The terahertz (THz) frequency range has received considerable attention due to its wide applicability. In particular, high-capacity short-distance wireless communication using the wide bandwidth available in the THz range is an important application. Other important applications include imaging, medicine and forensics. The THz spectrum also contains many spectroscopic modes that are of interest in biochemistry, atmospheric and materials research. There are, however, many unfulfilled opportunities owing to lack of low-cost, compact and easily deployable equipment. The success of this project would result in compact room temperature sources that could be readily deployed in the aforementioned fields. Other systems that will benefit include chemical analysis and THz astronomy. Low cost compact THz sources would also be an enabling technology for portal security screening systems for airports, civil buildings and public places. Safe screening through clothing at video rates for short stand-off distances compatible with portal systems would be possible. They would also be useful for non-destructive testing applications.

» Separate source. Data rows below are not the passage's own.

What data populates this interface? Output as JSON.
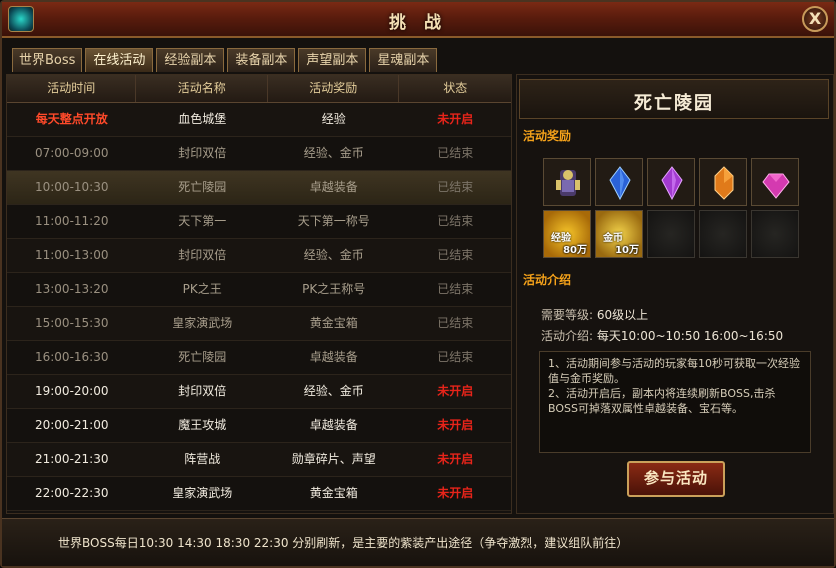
{
  "window": {
    "title": "挑 战",
    "close_label": "X"
  },
  "tabs": [
    {
      "label": "世界Boss",
      "active": false
    },
    {
      "label": "在线活动",
      "active": true
    },
    {
      "label": "经验副本",
      "active": false
    },
    {
      "label": "装备副本",
      "active": false
    },
    {
      "label": "声望副本",
      "active": false
    },
    {
      "label": "星魂副本",
      "active": false
    }
  ],
  "table": {
    "headers": [
      "活动时间",
      "活动名称",
      "活动奖励",
      "状态"
    ],
    "rows": [
      {
        "time": "每天整点开放",
        "name": "血色城堡",
        "reward": "经验",
        "status": "未开启"
      },
      {
        "time": "07:00-09:00",
        "name": "封印双倍",
        "reward": "经验、金币",
        "status": "已结束"
      },
      {
        "time": "10:00-10:30",
        "name": "死亡陵园",
        "reward": "卓越装备",
        "status": "已结束"
      },
      {
        "time": "11:00-11:20",
        "name": "天下第一",
        "reward": "天下第一称号",
        "status": "已结束"
      },
      {
        "time": "11:00-13:00",
        "name": "封印双倍",
        "reward": "经验、金币",
        "status": "已结束"
      },
      {
        "time": "13:00-13:20",
        "name": "PK之王",
        "reward": "PK之王称号",
        "status": "已结束"
      },
      {
        "time": "15:00-15:30",
        "name": "皇家演武场",
        "reward": "黄金宝箱",
        "status": "已结束"
      },
      {
        "time": "16:00-16:30",
        "name": "死亡陵园",
        "reward": "卓越装备",
        "status": "已结束"
      },
      {
        "time": "19:00-20:00",
        "name": "封印双倍",
        "reward": "经验、金币",
        "status": "未开启"
      },
      {
        "time": "20:00-21:00",
        "name": "魔王攻城",
        "reward": "卓越装备",
        "status": "未开启"
      },
      {
        "time": "21:00-21:30",
        "name": "阵营战",
        "reward": "勋章碎片、声望",
        "status": "未开启"
      },
      {
        "time": "22:00-22:30",
        "name": "皇家演武场",
        "reward": "黄金宝箱",
        "status": "未开启"
      }
    ]
  },
  "detail": {
    "title": "死亡陵园",
    "reward_section": "活动奖励",
    "rewards": [
      {
        "icon": "armor-set-icon",
        "color": "#7a6ab0"
      },
      {
        "icon": "blue-crystal-icon",
        "color": "#2a62d8"
      },
      {
        "icon": "purple-crystal-icon",
        "color": "#a23ad0"
      },
      {
        "icon": "orange-crystal-icon",
        "color": "#e07a1a"
      },
      {
        "icon": "pink-gem-icon",
        "color": "#d43ab0"
      },
      {
        "icon": "exp-icon",
        "label": "经验",
        "qty": "80万"
      },
      {
        "icon": "gold-coin-icon",
        "label": "金币",
        "qty": "10万"
      }
    ],
    "intro_section": "活动介绍",
    "level_label": "需要等级:",
    "level_value": "60级以上",
    "intro_label": "活动介绍:",
    "intro_value": "每天10:00~10:50  16:00~16:50",
    "desc_line1": "1、活动期间参与活动的玩家每10秒可获取一次经验值与金币奖励。",
    "desc_line2": "2、活动开启后，副本内将连续刷新BOSS,击杀BOSS可掉落双属性卓越装备、宝石等。",
    "join_label": "参与活动"
  },
  "footer": {
    "text": "世界BOSS每日10:30  14:30  18:30  22:30  分别刷新，是主要的紫装产出途径（争夺激烈，建议组队前往）"
  },
  "colors": {
    "status_open": "#e8241a",
    "section_heading": "#f5a21a",
    "title_bar": "#5a1c0d"
  }
}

Any companies or collaborators involved:
This project contributes to the EU iBROW project (www.ibrow-project.eu) and so has links to a number of partners including Nokia Bell Labs.

Studentship Projects

Project Reference Relationship Related To Start End Student Name
EP/N509668/1 01/10/2016 30/09/2021
1805048 Studentship EP/N509668/1 03/10/2016 30/06/2020 Razvan Morariu
Description We have developed a novel on wafer de-embedding technique for characterisation of Resonant Tunnelling Diodes (RTDs) in a stable operation regime. This method consists of isolating the intrinsic device characteristics from any external parasitic elements (metal pads for probing) or stabilising networks (in this case stabilising resistors). This procedure enables accurate characterisation of the RTD for better understanding of the device behaviour under different biasing conditions.
As a second development of the project, we have demonstrated the potential of the resonant tunnelling diode as a square-law detector for communication system applications.
Exploitation Route The device characterisation method can be generically applied in order to model the device's behaviour, enabling thus accurate circuit design capabilities for RTD integration in high efficiency oscillators and detectors.
Sectors Aerospace, Defence and Marine,Electronics